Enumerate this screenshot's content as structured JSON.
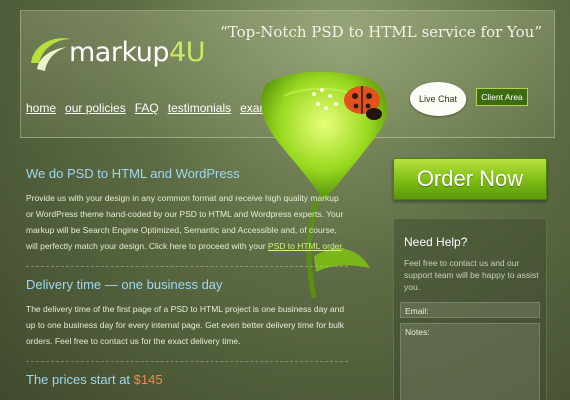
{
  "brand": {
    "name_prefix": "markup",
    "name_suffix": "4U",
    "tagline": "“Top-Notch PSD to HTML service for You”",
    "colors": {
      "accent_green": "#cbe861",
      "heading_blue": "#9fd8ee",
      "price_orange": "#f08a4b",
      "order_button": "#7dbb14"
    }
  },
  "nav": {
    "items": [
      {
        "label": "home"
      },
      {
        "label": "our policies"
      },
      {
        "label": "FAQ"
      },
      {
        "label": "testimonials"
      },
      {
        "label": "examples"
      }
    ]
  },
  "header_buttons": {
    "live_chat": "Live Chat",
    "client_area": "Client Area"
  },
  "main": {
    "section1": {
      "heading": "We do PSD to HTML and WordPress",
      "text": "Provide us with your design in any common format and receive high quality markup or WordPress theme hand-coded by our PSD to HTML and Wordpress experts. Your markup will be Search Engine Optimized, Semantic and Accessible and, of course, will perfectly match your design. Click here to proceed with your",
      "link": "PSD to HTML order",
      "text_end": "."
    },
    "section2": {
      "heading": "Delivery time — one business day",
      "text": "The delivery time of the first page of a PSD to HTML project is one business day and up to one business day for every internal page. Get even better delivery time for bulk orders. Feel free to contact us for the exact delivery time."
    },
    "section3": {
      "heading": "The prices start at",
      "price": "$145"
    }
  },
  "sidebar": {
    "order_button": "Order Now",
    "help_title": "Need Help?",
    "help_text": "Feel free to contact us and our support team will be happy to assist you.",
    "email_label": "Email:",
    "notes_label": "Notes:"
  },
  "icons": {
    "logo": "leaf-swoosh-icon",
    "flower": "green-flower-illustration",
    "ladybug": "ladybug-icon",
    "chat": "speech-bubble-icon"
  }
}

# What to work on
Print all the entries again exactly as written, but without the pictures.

# Result
Enumerate this screenshot's content as structured JSON.
{
  "brand": {
    "name_prefix": "markup",
    "name_suffix": "4U",
    "tagline": "“Top-Notch PSD to HTML service for You”",
    "colors": {
      "accent_green": "#cbe861",
      "heading_blue": "#9fd8ee",
      "price_orange": "#f08a4b",
      "order_button": "#7dbb14"
    }
  },
  "nav": {
    "items": [
      {
        "label": "home"
      },
      {
        "label": "our policies"
      },
      {
        "label": "FAQ"
      },
      {
        "label": "testimonials"
      },
      {
        "label": "examples"
      }
    ]
  },
  "header_buttons": {
    "live_chat": "Live Chat",
    "client_area": "Client Area"
  },
  "main": {
    "section1": {
      "heading": "We do PSD to HTML and WordPress",
      "text": "Provide us with your design in any common format and receive high quality markup or WordPress theme hand-coded by our PSD to HTML and Wordpress experts. Your markup will be Search Engine Optimized, Semantic and Accessible and, of course, will perfectly match your design. Click here to proceed with your",
      "link": "PSD to HTML order",
      "text_end": "."
    },
    "section2": {
      "heading": "Delivery time — one business day",
      "text": "The delivery time of the first page of a PSD to HTML project is one business day and up to one business day for every internal page. Get even better delivery time for bulk orders. Feel free to contact us for the exact delivery time."
    },
    "section3": {
      "heading": "The prices start at",
      "price": "$145"
    }
  },
  "sidebar": {
    "order_button": "Order Now",
    "help_title": "Need Help?",
    "help_text": "Feel free to contact us and our support team will be happy to assist you.",
    "email_label": "Email:",
    "notes_label": "Notes:"
  },
  "icons": {
    "logo": "leaf-swoosh-icon",
    "flower": "green-flower-illustration",
    "ladybug": "ladybug-icon",
    "chat": "speech-bubble-icon"
  }
}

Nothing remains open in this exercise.